═══ STORED DATA

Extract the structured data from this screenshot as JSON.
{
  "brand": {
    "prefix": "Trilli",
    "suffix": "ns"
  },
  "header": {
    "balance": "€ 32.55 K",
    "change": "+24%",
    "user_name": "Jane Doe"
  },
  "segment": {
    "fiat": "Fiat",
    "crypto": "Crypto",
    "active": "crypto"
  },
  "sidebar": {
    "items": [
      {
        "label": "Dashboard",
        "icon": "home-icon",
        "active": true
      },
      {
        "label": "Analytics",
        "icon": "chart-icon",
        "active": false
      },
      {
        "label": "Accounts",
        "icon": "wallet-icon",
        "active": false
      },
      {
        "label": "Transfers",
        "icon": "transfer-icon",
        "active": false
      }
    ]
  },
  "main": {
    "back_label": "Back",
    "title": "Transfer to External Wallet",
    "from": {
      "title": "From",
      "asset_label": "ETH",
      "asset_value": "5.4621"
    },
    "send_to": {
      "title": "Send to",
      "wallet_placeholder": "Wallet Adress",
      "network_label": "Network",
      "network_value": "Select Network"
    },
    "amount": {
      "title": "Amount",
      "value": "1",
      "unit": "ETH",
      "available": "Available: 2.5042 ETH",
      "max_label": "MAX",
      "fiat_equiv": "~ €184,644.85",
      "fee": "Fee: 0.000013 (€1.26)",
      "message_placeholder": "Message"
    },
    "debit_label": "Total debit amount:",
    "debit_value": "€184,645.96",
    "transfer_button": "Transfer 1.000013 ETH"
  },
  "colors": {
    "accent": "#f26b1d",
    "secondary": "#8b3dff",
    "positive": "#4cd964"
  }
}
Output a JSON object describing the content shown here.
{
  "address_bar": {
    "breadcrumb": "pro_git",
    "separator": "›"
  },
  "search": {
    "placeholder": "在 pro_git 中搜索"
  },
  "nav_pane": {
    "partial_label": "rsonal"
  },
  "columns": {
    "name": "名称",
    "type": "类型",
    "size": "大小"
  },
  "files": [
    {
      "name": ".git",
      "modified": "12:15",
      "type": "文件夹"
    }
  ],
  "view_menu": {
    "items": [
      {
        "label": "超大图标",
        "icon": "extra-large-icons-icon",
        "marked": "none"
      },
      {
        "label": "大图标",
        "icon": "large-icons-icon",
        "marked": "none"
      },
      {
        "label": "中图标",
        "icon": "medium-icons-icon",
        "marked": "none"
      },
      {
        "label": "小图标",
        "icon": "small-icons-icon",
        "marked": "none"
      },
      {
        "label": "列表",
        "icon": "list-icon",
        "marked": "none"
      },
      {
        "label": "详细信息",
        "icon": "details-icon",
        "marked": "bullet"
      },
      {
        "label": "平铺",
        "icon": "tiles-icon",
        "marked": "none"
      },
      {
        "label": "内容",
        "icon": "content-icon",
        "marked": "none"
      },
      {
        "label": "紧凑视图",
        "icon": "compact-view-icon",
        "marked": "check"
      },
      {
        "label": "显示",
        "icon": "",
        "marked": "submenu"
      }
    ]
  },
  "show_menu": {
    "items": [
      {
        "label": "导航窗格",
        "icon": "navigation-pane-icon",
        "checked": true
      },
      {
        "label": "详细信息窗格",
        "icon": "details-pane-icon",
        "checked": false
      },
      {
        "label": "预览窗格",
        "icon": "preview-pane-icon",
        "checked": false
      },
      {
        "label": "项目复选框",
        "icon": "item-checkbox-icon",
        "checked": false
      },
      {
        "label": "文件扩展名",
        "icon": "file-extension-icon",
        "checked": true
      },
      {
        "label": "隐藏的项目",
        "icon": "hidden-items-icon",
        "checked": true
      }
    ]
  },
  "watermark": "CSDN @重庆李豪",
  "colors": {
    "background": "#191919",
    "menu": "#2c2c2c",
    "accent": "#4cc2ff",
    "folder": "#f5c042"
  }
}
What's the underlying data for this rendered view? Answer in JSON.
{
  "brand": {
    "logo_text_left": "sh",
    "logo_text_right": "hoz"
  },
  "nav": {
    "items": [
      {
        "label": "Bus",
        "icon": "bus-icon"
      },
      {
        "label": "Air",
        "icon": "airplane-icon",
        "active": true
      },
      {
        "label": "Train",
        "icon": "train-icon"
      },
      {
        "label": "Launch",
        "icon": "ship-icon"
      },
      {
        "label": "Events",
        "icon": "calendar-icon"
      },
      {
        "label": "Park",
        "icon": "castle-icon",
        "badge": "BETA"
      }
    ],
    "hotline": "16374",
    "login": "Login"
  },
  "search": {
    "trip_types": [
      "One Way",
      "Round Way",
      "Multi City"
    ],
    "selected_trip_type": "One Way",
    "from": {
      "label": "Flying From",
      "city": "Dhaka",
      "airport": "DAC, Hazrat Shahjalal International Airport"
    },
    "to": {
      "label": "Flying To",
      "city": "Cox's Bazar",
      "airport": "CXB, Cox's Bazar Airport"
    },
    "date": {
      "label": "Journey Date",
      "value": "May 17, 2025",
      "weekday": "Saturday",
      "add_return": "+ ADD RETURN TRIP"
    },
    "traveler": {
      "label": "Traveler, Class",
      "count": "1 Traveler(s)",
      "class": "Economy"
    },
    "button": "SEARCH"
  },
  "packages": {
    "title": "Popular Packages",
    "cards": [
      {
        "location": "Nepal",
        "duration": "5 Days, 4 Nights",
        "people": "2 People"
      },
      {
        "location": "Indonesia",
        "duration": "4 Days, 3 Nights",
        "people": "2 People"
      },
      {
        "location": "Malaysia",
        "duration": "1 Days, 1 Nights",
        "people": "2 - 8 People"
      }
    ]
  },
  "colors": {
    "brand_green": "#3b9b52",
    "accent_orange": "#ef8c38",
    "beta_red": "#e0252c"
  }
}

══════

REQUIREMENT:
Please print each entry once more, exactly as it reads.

TASK OUTPUT:
Extract the structured data from this screenshot as JSON.
{
  "brand": {
    "prefix": "Trilli",
    "suffix": "ns"
  },
  "header": {
    "balance": "€ 32.55 K",
    "change": "+24%",
    "user_name": "Jane Doe"
  },
  "segment": {
    "fiat": "Fiat",
    "crypto": "Crypto",
    "active": "crypto"
  },
  "sidebar": {
    "items": [
      {
        "label": "Dashboard",
        "icon": "home-icon",
        "active": true
      },
      {
        "label": "Analytics",
        "icon": "chart-icon",
        "active": false
      },
      {
        "label": "Accounts",
        "icon": "wallet-icon",
        "active": false
      },
      {
        "label": "Transfers",
        "icon": "transfer-icon",
        "active": false
      }
    ]
  },
  "main": {
    "back_label": "Back",
    "title": "Transfer to External Wallet",
    "from": {
      "title": "From",
      "asset_label": "ETH",
      "asset_value": "5.4621"
    },
    "send_to": {
      "title": "Send to",
      "wallet_placeholder": "Wallet Adress",
      "network_label": "Network",
      "network_value": "Select Network"
    },
    "amount": {
      "title": "Amount",
      "value": "1",
      "unit": "ETH",
      "available": "Available: 2.5042 ETH",
      "max_label": "MAX",
      "fiat_equiv": "~ €184,644.85",
      "fee": "Fee: 0.000013 (€1.26)",
      "message_placeholder": "Message"
    },
    "debit_label": "Total debit amount:",
    "debit_value": "€184,645.96",
    "transfer_button": "Transfer 1.000013 ETH"
  },
  "colors": {
    "accent": "#f26b1d",
    "secondary": "#8b3dff",
    "positive": "#4cd964"
  }
}
Output a JSON object describing the content shown here.
{
  "address_bar": {
    "breadcrumb": "pro_git",
    "separator": "›"
  },
  "search": {
    "placeholder": "在 pro_git 中搜索"
  },
  "nav_pane": {
    "partial_label": "rsonal"
  },
  "columns": {
    "name": "名称",
    "type": "类型",
    "size": "大小"
  },
  "files": [
    {
      "name": ".git",
      "modified": "12:15",
      "type": "文件夹"
    }
  ],
  "view_menu": {
    "items": [
      {
        "label": "超大图标",
        "icon": "extra-large-icons-icon",
        "marked": "none"
      },
      {
        "label": "大图标",
        "icon": "large-icons-icon",
        "marked": "none"
      },
      {
        "label": "中图标",
        "icon": "medium-icons-icon",
        "marked": "none"
      },
      {
        "label": "小图标",
        "icon": "small-icons-icon",
        "marked": "none"
      },
      {
        "label": "列表",
        "icon": "list-icon",
        "marked": "none"
      },
      {
        "label": "详细信息",
        "icon": "details-icon",
        "marked": "bullet"
      },
      {
        "label": "平铺",
        "icon": "tiles-icon",
        "marked": "none"
      },
      {
        "label": "内容",
        "icon": "content-icon",
        "marked": "none"
      },
      {
        "label": "紧凑视图",
        "icon": "compact-view-icon",
        "marked": "check"
      },
      {
        "label": "显示",
        "icon": "",
        "marked": "submenu"
      }
    ]
  },
  "show_menu": {
    "items": [
      {
        "label": "导航窗格",
        "icon": "navigation-pane-icon",
        "checked": true
      },
      {
        "label": "详细信息窗格",
        "icon": "details-pane-icon",
        "checked": false
      },
      {
        "label": "预览窗格",
        "icon": "preview-pane-icon",
        "checked": false
      },
      {
        "label": "项目复选框",
        "icon": "item-checkbox-icon",
        "checked": false
      },
      {
        "label": "文件扩展名",
        "icon": "file-extension-icon",
        "checked": true
      },
      {
        "label": "隐藏的项目",
        "icon": "hidden-items-icon",
        "checked": true
      }
    ]
  },
  "watermark": "CSDN @重庆李豪",
  "colors": {
    "background": "#191919",
    "menu": "#2c2c2c",
    "accent": "#4cc2ff",
    "folder": "#f5c042"
  }
}
What's the underlying data for this rendered view? Answer in JSON.
{
  "brand": {
    "logo_text_left": "sh",
    "logo_text_right": "hoz"
  },
  "nav": {
    "items": [
      {
        "label": "Bus",
        "icon": "bus-icon"
      },
      {
        "label": "Air",
        "icon": "airplane-icon",
        "active": true
      },
      {
        "label": "Train",
        "icon": "train-icon"
      },
      {
        "label": "Launch",
        "icon": "ship-icon"
      },
      {
        "label": "Events",
        "icon": "calendar-icon"
      },
      {
        "label": "Park",
        "icon": "castle-icon",
        "badge": "BETA"
      }
    ],
    "hotline": "16374",
    "login": "Login"
  },
  "search": {
    "trip_types": [
      "One Way",
      "Round Way",
      "Multi City"
    ],
    "selected_trip_type": "One Way",
    "from": {
      "label": "Flying From",
      "city": "Dhaka",
      "airport": "DAC, Hazrat Shahjalal International Airport"
    },
    "to": {
      "label": "Flying To",
      "city": "Cox's Bazar",
      "airport": "CXB, Cox's Bazar Airport"
    },
    "date": {
      "label": "Journey Date",
      "value": "May 17, 2025",
      "weekday": "Saturday",
      "add_return": "+ ADD RETURN TRIP"
    },
    "traveler": {
      "label": "Traveler, Class",
      "count": "1 Traveler(s)",
      "class": "Economy"
    },
    "button": "SEARCH"
  },
  "packages": {
    "title": "Popular Packages",
    "cards": [
      {
        "location": "Nepal",
        "duration": "5 Days, 4 Nights",
        "people": "2 People"
      },
      {
        "location": "Indonesia",
        "duration": "4 Days, 3 Nights",
        "people": "2 People"
      },
      {
        "location": "Malaysia",
        "duration": "1 Days, 1 Nights",
        "people": "2 - 8 People"
      }
    ]
  },
  "colors": {
    "brand_green": "#3b9b52",
    "accent_orange": "#ef8c38",
    "beta_red": "#e0252c"
  }
}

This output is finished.